**What you should do**
What lines below contain the word "Story"? Please pull each one out.

**Excerpted records**
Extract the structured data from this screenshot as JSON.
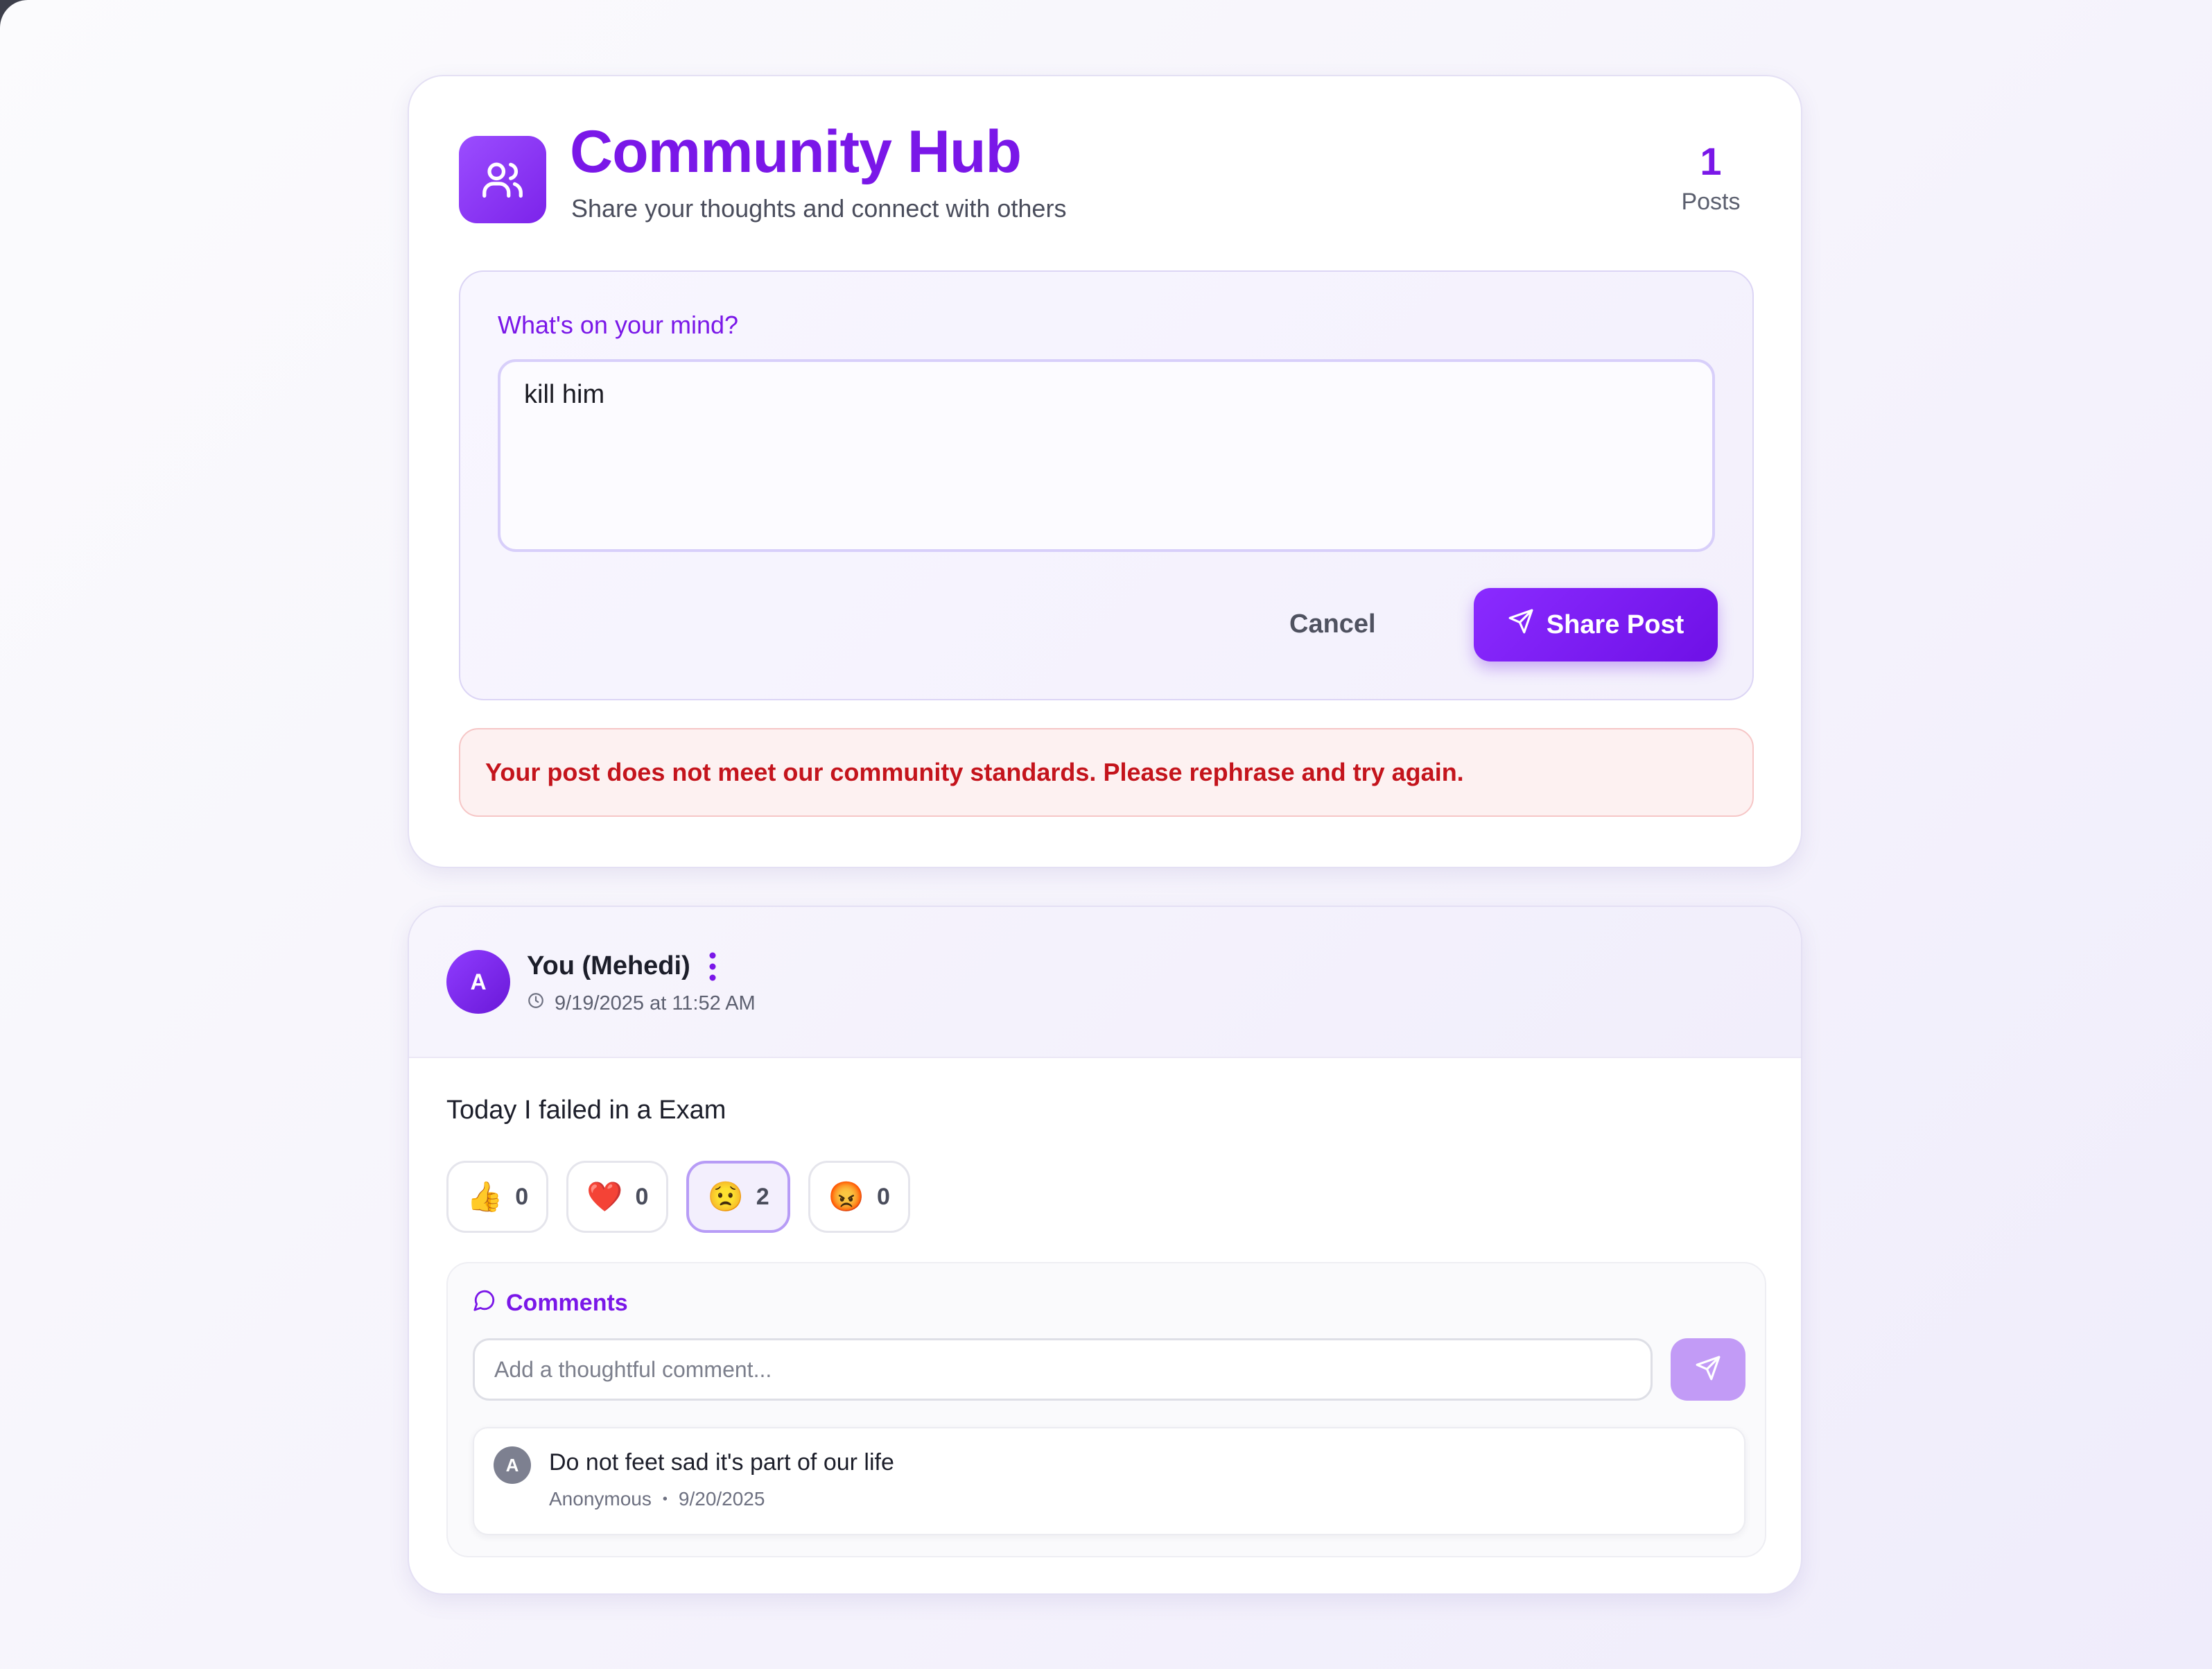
{
  "hub": {
    "title": "Community Hub",
    "subtitle": "Share your thoughts and connect with others",
    "post_count": "1",
    "post_count_label": "Posts",
    "icon": "users-icon",
    "accent_color": "#7a17e8"
  },
  "composer": {
    "label": "What's on your mind?",
    "value": "kill him",
    "cancel_label": "Cancel",
    "share_label": "Share Post",
    "share_icon": "send-icon"
  },
  "error": {
    "message": "Your post does not meet our community standards. Please rephrase and try again.",
    "color": "#c4141c"
  },
  "post": {
    "avatar_initial": "A",
    "author": "You (Mehedi)",
    "timestamp": "9/19/2025 at 11:52 AM",
    "content": "Today I failed in a Exam",
    "reactions": [
      {
        "emoji": "👍",
        "name": "thumbs-up",
        "count": "0",
        "active": false
      },
      {
        "emoji": "❤️",
        "name": "heart",
        "count": "0",
        "active": false
      },
      {
        "emoji": "😟",
        "name": "sad",
        "count": "2",
        "active": true
      },
      {
        "emoji": "😡",
        "name": "angry",
        "count": "0",
        "active": false
      }
    ]
  },
  "comments": {
    "title": "Comments",
    "placeholder": "Add a thoughtful comment...",
    "items": [
      {
        "avatar_initial": "A",
        "text": "Do not feet sad it's part of our life",
        "author": "Anonymous",
        "separator": "•",
        "date": "9/20/2025"
      }
    ]
  }
}
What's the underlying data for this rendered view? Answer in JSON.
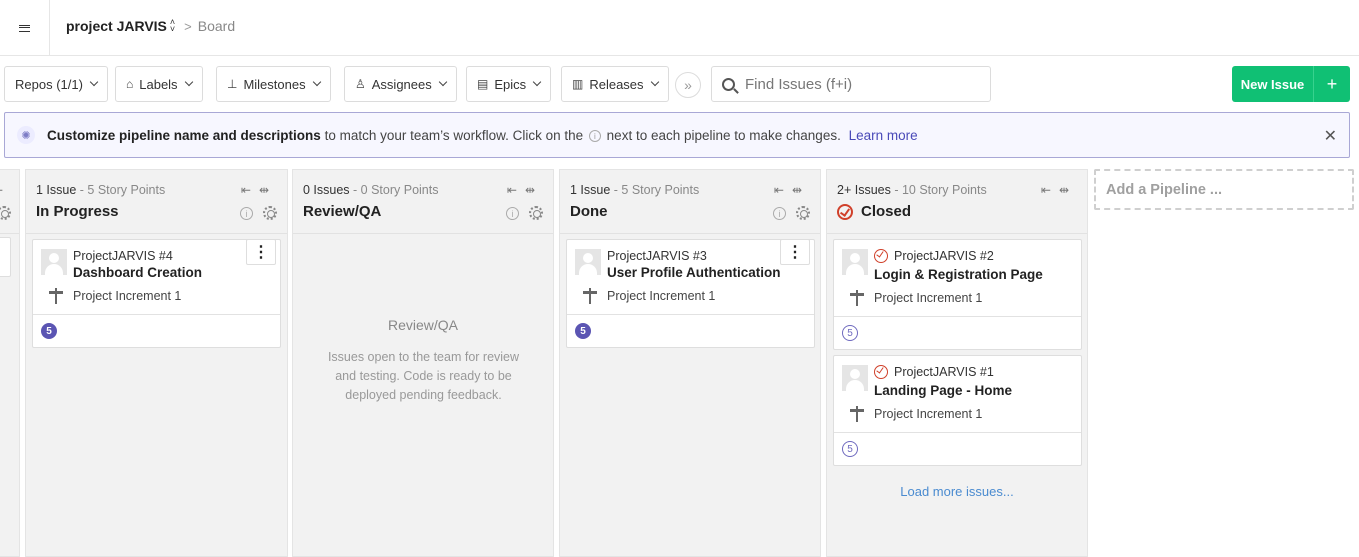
{
  "header": {
    "project": "project JARVIS",
    "separator": ">",
    "board": "Board"
  },
  "toolbar": {
    "repos": "Repos (1/1)",
    "labels": "Labels",
    "milestones": "Milestones",
    "assignees": "Assignees",
    "epics": "Epics",
    "releases": "Releases",
    "more": "»",
    "search_placeholder": "Find Issues (f+i)",
    "new_issue": "New Issue",
    "new_issue_plus": "+"
  },
  "banner": {
    "bold": "Customize pipeline name and descriptions",
    "text1": " to match your team’s workflow. Click on the ",
    "info": "i",
    "text2": " next to each pipeline to make changes. ",
    "link": "Learn more",
    "close": "✕"
  },
  "pipelines": [
    {
      "name": "In Progress",
      "count": "1 Issue",
      "points": " - 5 Story Points",
      "cards": [
        {
          "ref": "ProjectJARVIS #4",
          "title": "Dashboard Creation",
          "milestone": "Project Increment 1",
          "estimate": "5"
        }
      ]
    },
    {
      "name": "Review/QA",
      "count": "0 Issues",
      "points": " - 0 Story Points",
      "empty_title": "Review/QA",
      "empty_desc": "Issues open to the team for review and testing. Code is ready to be deployed pending feedback."
    },
    {
      "name": "Done",
      "count": "1 Issue",
      "points": " - 5 Story Points",
      "cards": [
        {
          "ref": "ProjectJARVIS #3",
          "title": "User Profile Authentication",
          "milestone": "Project Increment 1",
          "estimate": "5"
        }
      ]
    },
    {
      "name": "Closed",
      "count": "2+ Issues",
      "points": " - 10 Story Points",
      "cards": [
        {
          "ref": "ProjectJARVIS #2",
          "title": "Login & Registration Page",
          "milestone": "Project Increment 1",
          "estimate": "5"
        },
        {
          "ref": "ProjectJARVIS #1",
          "title": "Landing Page - Home",
          "milestone": "Project Increment 1",
          "estimate": "5"
        }
      ],
      "load_more": "Load more issues..."
    }
  ],
  "add_pipeline": "Add a Pipeline ...",
  "colors": {
    "accent_green": "#10c074",
    "estimate_purple": "#5b55b3",
    "closed_red": "#d0402a",
    "link_blue": "#4a8bd0"
  }
}
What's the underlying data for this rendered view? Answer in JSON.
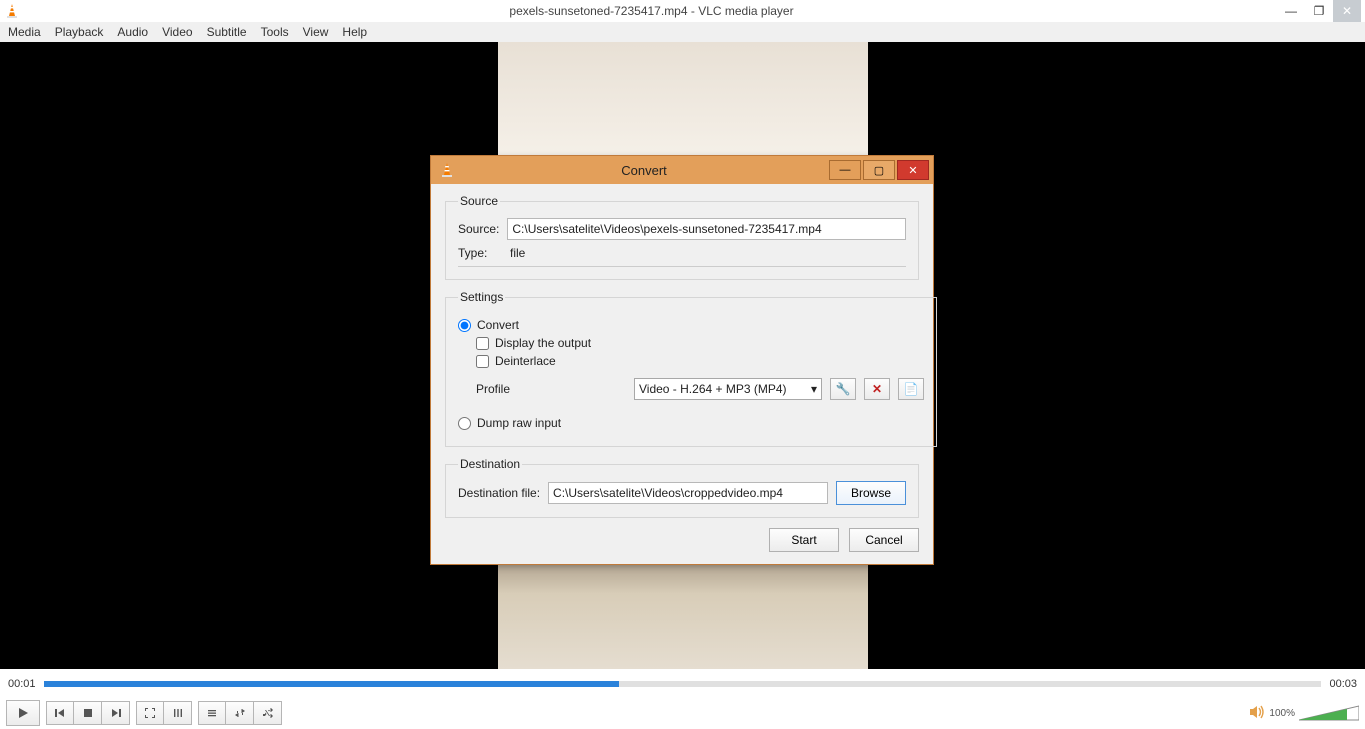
{
  "window": {
    "title": "pexels-sunsetoned-7235417.mp4 - VLC media player"
  },
  "menu": {
    "media": "Media",
    "playback": "Playback",
    "audio": "Audio",
    "video": "Video",
    "subtitle": "Subtitle",
    "tools": "Tools",
    "view": "View",
    "help": "Help"
  },
  "timeline": {
    "current": "00:01",
    "total": "00:03",
    "percent": 45
  },
  "volume": {
    "label": "100%"
  },
  "dialog": {
    "title": "Convert",
    "source_group": "Source",
    "source_label": "Source:",
    "source_value": "C:\\Users\\satelite\\Videos\\pexels-sunsetoned-7235417.mp4",
    "type_label": "Type:",
    "type_value": "file",
    "settings_group": "Settings",
    "convert_label": "Convert",
    "display_output_label": "Display the output",
    "deinterlace_label": "Deinterlace",
    "profile_label": "Profile",
    "profile_value": "Video - H.264 + MP3 (MP4)",
    "dump_label": "Dump raw input",
    "destination_group": "Destination",
    "destination_file_label": "Destination file:",
    "destination_file_value": "C:\\Users\\satelite\\Videos\\croppedvideo.mp4",
    "browse_label": "Browse",
    "start_label": "Start",
    "cancel_label": "Cancel"
  }
}
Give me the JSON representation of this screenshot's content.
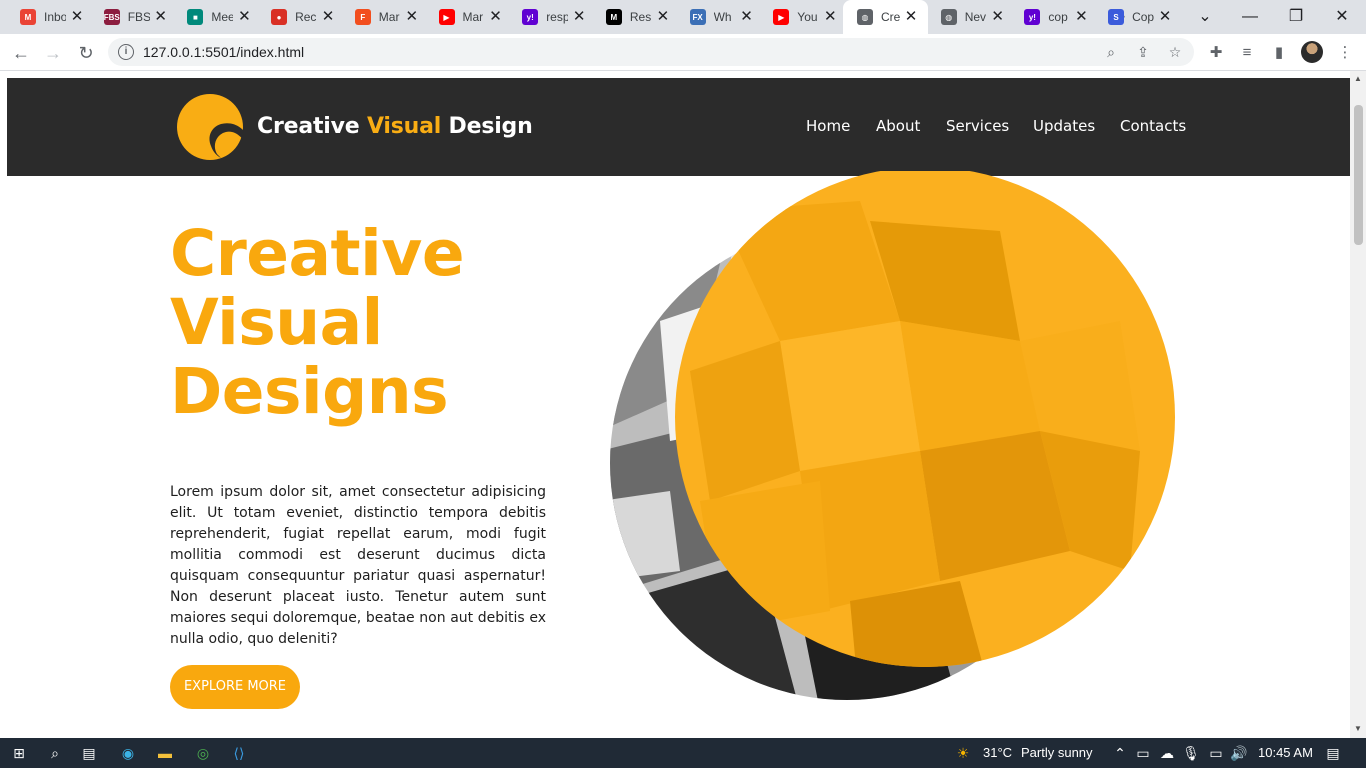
{
  "browser": {
    "tabs": [
      {
        "title": "Inbox",
        "icon": "gmail-icon",
        "color": "#ea4335",
        "glyph": "M"
      },
      {
        "title": "FBS",
        "icon": "fbs-icon",
        "color": "#8c1d3f",
        "glyph": "FBS"
      },
      {
        "title": "Meet",
        "icon": "meet-icon",
        "color": "#00897b",
        "glyph": "■"
      },
      {
        "title": "Rec",
        "icon": "record-icon",
        "color": "#d93025",
        "glyph": "●"
      },
      {
        "title": "Mar",
        "icon": "figma-icon",
        "color": "#f24e1e",
        "glyph": "F"
      },
      {
        "title": "Mar",
        "icon": "youtube-icon",
        "color": "#ff0000",
        "glyph": "▶"
      },
      {
        "title": "resp",
        "icon": "yahoo-icon",
        "color": "#6001d2",
        "glyph": "y!"
      },
      {
        "title": "Res",
        "icon": "medium-icon",
        "color": "#000000",
        "glyph": "M"
      },
      {
        "title": "Wh",
        "icon": "fx-icon",
        "color": "#3b6fb6",
        "glyph": "FX"
      },
      {
        "title": "You",
        "icon": "youtube-icon",
        "color": "#ff0000",
        "glyph": "▶"
      },
      {
        "title": "Cre",
        "icon": "globe-icon",
        "color": "#5f6368",
        "glyph": "◍"
      },
      {
        "title": "Nev",
        "icon": "globe-icon",
        "color": "#5f6368",
        "glyph": "◍"
      },
      {
        "title": "cop",
        "icon": "yahoo-icon",
        "color": "#6001d2",
        "glyph": "y!"
      },
      {
        "title": "Cop",
        "icon": "s-icon",
        "color": "#3b5bdb",
        "glyph": "S"
      }
    ],
    "active_tab_index": 10,
    "new_tab": "+",
    "url": "127.0.0.1:5501/index.html"
  },
  "site": {
    "brand_part1": "Creative ",
    "brand_part2": "Visual",
    "brand_part3": " Design",
    "accent_color": "#f9ad14",
    "nav": [
      "Home",
      "About",
      "Services",
      "Updates",
      "Contacts"
    ],
    "hero_line1": "Creative",
    "hero_line2": "Visual",
    "hero_line3": "Designs",
    "hero_text": "Lorem ipsum dolor sit, amet consectetur adipisicing elit. Ut totam eveniet, distinctio tempora debitis reprehenderit, fugiat repellat earum, modi fugit mollitia commodi est deserunt ducimus dicta quisquam consequuntur pariatur quasi aspernatur! Non deserunt placeat iusto. Tenetur autem sunt maiores sequi doloremque, beatae non aut debitis ex nulla odio, quo deleniti?",
    "cta": "EXPLORE MORE"
  },
  "taskbar": {
    "weather_temp": "31°C",
    "weather_text": "Partly sunny",
    "time": "10:45 AM"
  }
}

**Result below**
      "points": " - 5 Story Points",
      "points": " - 0 Story Points",
      "points": " - 5 Story Points",
      "points": " - 10 Story Points",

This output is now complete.